Spinal Deformity

What is normal spine alignment?

Normally, the spine is straight when viewed from the front or back.

When viewed from the side, the spine has several curves that help distribute the body's weight and maintain balance evenly. These curves are present in both the cervical (neck), thoracic (upper back), and lumbar (lower back) regions of the spine.

Starting from the top of the spine, the cervical region has a slight forward curve known as lordosis. The thoracic region has a slight backward curve known as kyphosis, which is more pronounced in the middle part of the back.

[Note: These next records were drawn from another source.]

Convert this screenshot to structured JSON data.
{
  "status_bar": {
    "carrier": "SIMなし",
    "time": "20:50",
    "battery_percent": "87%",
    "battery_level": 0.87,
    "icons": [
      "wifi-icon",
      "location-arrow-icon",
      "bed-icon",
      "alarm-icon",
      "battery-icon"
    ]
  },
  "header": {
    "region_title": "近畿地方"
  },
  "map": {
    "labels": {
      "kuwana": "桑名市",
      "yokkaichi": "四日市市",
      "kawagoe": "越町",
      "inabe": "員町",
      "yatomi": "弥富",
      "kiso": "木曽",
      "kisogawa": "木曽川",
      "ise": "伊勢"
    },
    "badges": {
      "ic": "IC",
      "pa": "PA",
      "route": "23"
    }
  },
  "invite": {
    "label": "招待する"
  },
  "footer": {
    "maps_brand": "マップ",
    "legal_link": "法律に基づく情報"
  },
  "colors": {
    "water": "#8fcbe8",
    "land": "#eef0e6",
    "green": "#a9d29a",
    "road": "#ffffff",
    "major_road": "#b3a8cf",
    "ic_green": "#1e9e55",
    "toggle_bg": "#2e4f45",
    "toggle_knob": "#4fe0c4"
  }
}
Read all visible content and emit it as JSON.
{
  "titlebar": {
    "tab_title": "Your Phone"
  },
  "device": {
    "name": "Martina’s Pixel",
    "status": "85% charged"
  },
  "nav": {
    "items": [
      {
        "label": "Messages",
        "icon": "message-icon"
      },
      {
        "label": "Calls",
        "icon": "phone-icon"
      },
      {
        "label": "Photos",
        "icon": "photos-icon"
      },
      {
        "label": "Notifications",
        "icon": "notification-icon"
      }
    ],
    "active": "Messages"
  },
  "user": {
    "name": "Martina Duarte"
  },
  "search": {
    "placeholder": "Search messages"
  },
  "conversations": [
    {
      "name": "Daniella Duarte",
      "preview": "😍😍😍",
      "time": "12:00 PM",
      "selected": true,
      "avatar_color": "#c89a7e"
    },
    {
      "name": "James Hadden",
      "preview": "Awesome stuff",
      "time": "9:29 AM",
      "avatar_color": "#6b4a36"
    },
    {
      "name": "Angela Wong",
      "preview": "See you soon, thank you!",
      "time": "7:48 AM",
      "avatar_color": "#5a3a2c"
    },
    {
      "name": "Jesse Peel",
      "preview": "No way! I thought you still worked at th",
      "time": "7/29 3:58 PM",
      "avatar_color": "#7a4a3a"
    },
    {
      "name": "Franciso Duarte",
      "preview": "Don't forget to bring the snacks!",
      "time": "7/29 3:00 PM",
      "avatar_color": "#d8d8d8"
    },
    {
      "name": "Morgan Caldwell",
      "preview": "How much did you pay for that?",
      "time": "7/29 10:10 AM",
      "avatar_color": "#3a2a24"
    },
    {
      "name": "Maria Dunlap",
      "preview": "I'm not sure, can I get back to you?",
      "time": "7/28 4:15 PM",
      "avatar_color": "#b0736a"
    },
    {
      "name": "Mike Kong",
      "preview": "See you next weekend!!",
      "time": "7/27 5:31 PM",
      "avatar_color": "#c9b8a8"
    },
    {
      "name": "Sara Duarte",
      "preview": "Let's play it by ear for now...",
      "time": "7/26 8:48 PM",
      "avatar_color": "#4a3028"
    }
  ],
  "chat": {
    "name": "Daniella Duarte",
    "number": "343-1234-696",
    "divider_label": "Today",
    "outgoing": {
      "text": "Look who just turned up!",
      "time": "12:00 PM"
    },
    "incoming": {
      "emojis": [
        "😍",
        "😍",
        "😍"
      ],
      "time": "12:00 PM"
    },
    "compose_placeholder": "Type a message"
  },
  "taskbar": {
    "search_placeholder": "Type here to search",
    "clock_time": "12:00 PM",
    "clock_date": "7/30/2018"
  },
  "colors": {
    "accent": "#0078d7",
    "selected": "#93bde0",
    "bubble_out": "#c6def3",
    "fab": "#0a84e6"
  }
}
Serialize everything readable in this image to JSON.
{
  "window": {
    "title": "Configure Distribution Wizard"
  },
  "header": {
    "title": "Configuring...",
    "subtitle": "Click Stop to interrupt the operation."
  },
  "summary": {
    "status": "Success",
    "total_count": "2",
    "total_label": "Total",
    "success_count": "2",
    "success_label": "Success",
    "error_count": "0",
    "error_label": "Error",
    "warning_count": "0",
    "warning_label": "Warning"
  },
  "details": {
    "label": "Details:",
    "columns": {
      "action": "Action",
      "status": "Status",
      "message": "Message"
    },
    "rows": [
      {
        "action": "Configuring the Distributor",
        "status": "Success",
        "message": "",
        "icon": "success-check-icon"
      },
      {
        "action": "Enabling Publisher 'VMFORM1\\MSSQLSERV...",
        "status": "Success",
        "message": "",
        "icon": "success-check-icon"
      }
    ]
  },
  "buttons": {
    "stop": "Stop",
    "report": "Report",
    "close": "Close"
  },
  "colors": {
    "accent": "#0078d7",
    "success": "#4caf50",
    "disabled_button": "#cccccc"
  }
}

The lumbar region also has a forward curve known as lordosis.

In the uterus (mother's tummy), the spine assumes a C-shaped (kyphosis-primary curve) to cope with the small space. During the first few months of life, once the child develops neck control, the cervical lordosis or secondary curve develops to allow the infant to access his environment visually. The secondary lumbar curve (lordosis) develops after the 5th month when the child starts unsupported sitting. This curve, well suited to upright posture, continues to develop until the child starts standing, walking and running.

When these curves are in their normal alignment, they work together to maintain balance and allow for flexible movement.

Types of spinal deformities?

There are several types of spinal deformities:

  1. Scoliosis: This is a sideways curvature of the spine that can occur at any age but is mostly diagnosed in children during their growth spurt. Various factors, including congenital conditions, neuromuscular conditions, or degenerative changes in the spine, can cause scoliosis.
  2. Kyphosis: Kyphosis is an excessive forward curvature of the thoracic spine (upper back) that can cause a hump-like appearance. Various factors, including degenerative changes, osteoporosis, or developmental conditions, can cause it.
  3. Lordosis: Lordosis is an excessive inward curvature of the lumbar spine (lower back) that can cause a swayback appearance. Various factors, including developmental conditions or degenerative changes in the spine can cause it.
  4. Flatback syndrome: Flatback syndrome is a condition in which the lower back loses its natural curve, causing the patient to lean forward. Various factors, including spinal fusion surgery or degenerative changes in the spine can cause it.

The spinal deformity can cause various symptoms, including back pain, stiffness, and difficulty walking.

The spinal deformity can be caused by various factors, including degenerative changes, prior spinal surgeries, or congenital conditions. The condition can affect any spine region and may involve multiple levels of the spinal column.

The symptoms of spinal deformity can vary widely depending on the severity and location of the condition. It may be totally asymptomatic or lead to back pain, stiffness, or issues with cosmesis.

Treatment for spinal deformity depends on the severity of the condition and may include physical therapy, pain management techniques, or surgery. In severe cases, surgery may be necessary to correct the deformity and prevent further problems to the spine.

Explore more related spinal conditions:

Paediatric Scoliosis: Learn about the abnormal curvature in children's spines and its potential treatment options.
: Discover the slippage of vertebrae and its potential impact on spinal stability.